USA and Pakistan, Best Friends?
It was reported that President Trump just had a telephone conversation with PM Nawaz Sharif of Pakistan, where he over-praised Sharif and Pakistan and promised to assist him in any way he could.
For many years, Pakistan was a staunch ally of the US, especially against the USSR during the cold war years and joined the pro American Cento and Seto alliances. Thereafter, it assisted the US in creating, training and supporting the Mujahedin in Afghanistan against the Soviets who were backing the Afghani government.
After the collapse of the USSR and their evacuation of Afghanistan, Pakistan’s importance shrank, reaching its nadir in the 1970’s when it was discovered to have an atom bomb. The US stopped all aid to Pakistan as well as slapped it with strict sanctions.
The US need for Pakistan arose again after 9/11. It needed their help against the Taliban and Osama bin Laden’s “Al Qaeda”. Thus again, sweet talk, aid and military support flooded Pakistan – even designating it as a major non-NATO ally!

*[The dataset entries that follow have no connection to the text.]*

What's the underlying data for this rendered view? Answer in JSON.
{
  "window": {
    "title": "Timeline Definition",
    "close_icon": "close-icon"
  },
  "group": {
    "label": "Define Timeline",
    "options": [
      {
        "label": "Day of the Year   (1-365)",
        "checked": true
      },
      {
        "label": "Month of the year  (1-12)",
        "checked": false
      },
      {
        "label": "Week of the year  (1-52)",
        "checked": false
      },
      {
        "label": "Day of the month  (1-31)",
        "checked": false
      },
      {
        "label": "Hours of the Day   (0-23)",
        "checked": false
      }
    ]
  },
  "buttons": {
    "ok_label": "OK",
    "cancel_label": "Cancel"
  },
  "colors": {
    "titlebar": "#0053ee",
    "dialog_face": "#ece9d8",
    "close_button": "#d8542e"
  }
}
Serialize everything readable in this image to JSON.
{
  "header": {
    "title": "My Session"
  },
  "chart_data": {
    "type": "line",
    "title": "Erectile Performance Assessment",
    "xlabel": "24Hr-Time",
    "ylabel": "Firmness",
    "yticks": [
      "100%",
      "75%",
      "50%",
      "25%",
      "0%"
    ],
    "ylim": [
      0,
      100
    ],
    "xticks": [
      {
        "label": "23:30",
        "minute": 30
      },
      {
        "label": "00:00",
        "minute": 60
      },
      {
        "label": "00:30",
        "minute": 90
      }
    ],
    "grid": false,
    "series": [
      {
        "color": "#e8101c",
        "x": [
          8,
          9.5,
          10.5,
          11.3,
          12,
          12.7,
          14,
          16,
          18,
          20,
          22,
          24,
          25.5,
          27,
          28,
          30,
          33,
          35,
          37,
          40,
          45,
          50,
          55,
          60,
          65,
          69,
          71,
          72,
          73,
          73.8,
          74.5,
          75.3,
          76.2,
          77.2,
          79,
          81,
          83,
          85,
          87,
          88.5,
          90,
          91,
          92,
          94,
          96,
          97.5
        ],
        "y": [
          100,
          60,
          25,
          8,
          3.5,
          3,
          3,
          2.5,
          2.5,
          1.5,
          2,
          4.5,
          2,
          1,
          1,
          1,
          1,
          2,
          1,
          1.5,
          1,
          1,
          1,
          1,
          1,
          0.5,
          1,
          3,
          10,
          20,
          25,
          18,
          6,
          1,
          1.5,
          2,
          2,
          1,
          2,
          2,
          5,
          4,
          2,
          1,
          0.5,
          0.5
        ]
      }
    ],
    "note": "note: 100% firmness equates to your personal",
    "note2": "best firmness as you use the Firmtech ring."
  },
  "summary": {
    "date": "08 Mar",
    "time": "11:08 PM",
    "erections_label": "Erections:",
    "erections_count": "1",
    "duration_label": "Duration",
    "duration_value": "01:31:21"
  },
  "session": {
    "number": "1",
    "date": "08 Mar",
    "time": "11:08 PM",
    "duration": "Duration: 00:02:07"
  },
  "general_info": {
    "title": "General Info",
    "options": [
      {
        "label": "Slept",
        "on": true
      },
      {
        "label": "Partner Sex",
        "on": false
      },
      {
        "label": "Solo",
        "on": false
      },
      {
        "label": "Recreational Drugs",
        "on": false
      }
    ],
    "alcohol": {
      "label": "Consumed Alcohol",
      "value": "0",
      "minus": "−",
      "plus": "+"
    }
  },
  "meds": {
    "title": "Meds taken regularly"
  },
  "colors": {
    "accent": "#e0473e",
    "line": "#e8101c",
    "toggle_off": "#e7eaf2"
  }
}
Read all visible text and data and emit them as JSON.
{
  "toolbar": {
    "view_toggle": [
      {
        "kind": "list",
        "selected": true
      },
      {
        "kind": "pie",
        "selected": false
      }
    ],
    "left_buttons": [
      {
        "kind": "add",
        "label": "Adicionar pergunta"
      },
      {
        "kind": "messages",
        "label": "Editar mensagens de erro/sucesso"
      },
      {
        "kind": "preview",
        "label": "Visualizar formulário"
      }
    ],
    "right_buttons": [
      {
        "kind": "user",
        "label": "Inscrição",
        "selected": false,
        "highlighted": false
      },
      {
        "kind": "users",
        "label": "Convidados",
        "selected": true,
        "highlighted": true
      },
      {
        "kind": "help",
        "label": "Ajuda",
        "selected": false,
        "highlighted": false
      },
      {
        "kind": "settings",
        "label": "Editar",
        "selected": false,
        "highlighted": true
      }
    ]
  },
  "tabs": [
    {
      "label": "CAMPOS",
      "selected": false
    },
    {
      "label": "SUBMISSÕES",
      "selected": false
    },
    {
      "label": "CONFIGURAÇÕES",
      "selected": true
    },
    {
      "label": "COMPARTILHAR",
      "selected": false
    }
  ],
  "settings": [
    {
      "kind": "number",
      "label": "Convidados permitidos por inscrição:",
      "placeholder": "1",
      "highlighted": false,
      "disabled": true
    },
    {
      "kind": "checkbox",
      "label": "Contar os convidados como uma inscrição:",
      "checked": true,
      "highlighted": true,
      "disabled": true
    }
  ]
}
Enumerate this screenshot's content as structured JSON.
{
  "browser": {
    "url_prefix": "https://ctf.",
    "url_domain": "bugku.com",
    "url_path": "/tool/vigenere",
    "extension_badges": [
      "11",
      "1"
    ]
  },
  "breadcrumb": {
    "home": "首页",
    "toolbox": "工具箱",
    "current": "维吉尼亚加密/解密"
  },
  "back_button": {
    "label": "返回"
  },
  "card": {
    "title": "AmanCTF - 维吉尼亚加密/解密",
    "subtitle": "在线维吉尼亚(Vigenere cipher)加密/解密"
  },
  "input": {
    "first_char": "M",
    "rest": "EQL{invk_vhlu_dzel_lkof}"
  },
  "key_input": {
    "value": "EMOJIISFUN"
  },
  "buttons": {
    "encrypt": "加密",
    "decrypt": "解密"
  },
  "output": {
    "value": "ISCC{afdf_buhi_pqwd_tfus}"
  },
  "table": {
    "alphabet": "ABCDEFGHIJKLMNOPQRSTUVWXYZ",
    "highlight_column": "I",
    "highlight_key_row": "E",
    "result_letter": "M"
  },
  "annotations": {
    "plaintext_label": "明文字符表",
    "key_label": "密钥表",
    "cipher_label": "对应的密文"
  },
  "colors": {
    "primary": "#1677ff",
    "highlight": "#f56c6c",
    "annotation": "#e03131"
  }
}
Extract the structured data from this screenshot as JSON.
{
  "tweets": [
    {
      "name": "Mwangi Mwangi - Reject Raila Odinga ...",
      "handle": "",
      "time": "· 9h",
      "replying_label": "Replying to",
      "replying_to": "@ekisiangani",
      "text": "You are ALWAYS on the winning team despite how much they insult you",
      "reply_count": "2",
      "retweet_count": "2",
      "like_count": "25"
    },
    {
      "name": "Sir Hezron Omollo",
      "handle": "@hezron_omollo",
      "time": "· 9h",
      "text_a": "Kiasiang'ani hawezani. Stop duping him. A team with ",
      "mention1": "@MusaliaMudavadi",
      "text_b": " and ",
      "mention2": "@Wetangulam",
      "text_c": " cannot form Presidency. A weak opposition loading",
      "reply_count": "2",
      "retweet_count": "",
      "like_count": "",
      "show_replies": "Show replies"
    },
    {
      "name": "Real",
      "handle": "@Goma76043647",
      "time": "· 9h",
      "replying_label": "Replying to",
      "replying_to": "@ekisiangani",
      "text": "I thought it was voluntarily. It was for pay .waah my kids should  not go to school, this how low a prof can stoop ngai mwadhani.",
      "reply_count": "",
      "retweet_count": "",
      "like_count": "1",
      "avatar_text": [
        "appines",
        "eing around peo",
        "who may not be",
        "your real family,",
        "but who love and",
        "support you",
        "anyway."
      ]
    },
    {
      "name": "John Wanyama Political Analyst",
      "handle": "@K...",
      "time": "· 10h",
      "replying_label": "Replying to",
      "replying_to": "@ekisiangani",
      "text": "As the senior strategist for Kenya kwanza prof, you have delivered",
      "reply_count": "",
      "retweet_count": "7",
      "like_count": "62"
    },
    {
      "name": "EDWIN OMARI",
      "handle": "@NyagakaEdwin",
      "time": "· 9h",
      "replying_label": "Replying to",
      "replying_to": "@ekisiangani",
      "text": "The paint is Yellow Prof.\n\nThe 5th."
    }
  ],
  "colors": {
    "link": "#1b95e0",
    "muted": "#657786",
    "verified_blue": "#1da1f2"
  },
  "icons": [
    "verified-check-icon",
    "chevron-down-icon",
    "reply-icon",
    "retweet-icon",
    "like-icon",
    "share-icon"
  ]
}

A few years later, mutual criticism erupted over the war on terrorism. The US wasn’t satisfied that Pakistan was doing its best, and Pakistan was angry with US blatant violation of its sovereignty by its continuous drone strikes on the Taliban inside Pakistan. It culminated with the raid and killing of Osama bin Laden at his secure large villa in Pakistan, which triggered mutual recrimination between both countries.
Then, Obama suddenly switched US love towards India. His “Pivot to Asia” policy needed to be beefed-up with local participants, to camouflage his dangerous challenge to China in the South China Sea.
So, what exactly is the US seeking from Pakistan this time? Does it want Pakistan to reduce its involvement in OBOR (the new China Silk Road)? Not get closer to Russia, or buy Russian weapons? And how accommodating will Pakistan be?
Will India sit back and calmly watch this amour develop, while tensions are building up in Kashmir?
Let us hope that the US is not about to embark on one of its classical regional disruption schemes.